━━━━━ EXERCISE INPUTS

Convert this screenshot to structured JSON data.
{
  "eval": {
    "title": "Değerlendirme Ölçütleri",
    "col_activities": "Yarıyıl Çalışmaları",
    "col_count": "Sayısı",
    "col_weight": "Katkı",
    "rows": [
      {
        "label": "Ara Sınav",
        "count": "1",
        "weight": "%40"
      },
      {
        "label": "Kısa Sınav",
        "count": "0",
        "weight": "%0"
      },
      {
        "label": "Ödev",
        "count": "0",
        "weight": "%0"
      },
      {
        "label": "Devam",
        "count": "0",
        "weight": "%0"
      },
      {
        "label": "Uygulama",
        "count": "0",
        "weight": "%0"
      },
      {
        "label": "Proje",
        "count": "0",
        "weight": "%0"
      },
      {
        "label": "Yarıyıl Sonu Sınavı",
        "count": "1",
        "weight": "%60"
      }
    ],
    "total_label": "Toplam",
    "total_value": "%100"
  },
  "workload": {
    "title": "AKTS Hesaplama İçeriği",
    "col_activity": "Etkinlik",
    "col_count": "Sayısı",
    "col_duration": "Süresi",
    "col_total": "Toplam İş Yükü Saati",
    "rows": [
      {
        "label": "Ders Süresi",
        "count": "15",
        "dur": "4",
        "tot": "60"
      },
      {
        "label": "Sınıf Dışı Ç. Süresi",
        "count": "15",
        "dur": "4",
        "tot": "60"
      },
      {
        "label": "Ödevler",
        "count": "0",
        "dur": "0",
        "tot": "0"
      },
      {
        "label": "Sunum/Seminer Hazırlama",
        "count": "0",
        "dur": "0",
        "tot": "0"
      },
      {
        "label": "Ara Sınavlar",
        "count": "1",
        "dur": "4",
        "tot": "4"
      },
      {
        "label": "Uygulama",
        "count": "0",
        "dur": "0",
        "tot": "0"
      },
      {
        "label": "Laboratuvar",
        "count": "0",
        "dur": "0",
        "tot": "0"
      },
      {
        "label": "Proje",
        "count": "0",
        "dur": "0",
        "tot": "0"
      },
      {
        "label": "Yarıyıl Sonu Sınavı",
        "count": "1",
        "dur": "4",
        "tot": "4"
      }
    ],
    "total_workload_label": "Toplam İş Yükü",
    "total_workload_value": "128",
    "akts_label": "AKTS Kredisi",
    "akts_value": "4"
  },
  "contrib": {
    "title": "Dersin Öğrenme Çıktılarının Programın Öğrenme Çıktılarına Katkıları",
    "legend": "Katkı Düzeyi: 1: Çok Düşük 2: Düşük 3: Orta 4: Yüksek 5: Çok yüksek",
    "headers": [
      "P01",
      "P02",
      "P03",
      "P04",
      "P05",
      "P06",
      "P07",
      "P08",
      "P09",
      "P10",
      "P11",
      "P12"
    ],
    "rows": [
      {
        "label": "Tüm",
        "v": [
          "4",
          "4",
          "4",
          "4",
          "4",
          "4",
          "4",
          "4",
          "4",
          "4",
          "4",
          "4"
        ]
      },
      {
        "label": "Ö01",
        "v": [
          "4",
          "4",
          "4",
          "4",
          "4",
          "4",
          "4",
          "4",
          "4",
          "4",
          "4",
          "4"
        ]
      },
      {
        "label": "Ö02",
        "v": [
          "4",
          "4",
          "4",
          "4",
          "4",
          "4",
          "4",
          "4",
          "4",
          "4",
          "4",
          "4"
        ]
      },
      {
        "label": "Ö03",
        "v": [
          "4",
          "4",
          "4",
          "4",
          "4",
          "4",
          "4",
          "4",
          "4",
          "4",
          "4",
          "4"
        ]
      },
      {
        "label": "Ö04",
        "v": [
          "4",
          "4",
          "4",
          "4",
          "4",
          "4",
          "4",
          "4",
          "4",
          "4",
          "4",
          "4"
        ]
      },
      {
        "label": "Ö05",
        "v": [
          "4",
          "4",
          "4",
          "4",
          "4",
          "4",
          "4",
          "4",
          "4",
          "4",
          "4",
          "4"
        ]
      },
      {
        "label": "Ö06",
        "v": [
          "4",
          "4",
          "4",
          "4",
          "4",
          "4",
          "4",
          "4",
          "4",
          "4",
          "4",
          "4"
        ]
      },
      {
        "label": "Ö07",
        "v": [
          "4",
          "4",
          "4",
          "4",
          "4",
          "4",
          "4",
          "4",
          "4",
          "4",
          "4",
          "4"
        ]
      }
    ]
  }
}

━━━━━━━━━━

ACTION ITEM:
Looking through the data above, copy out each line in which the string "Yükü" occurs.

WRITTEN RESPONSE:
    "col_total": "Toplam İş Yükü Saati",
    "total_workload_label": "Toplam İş Yükü",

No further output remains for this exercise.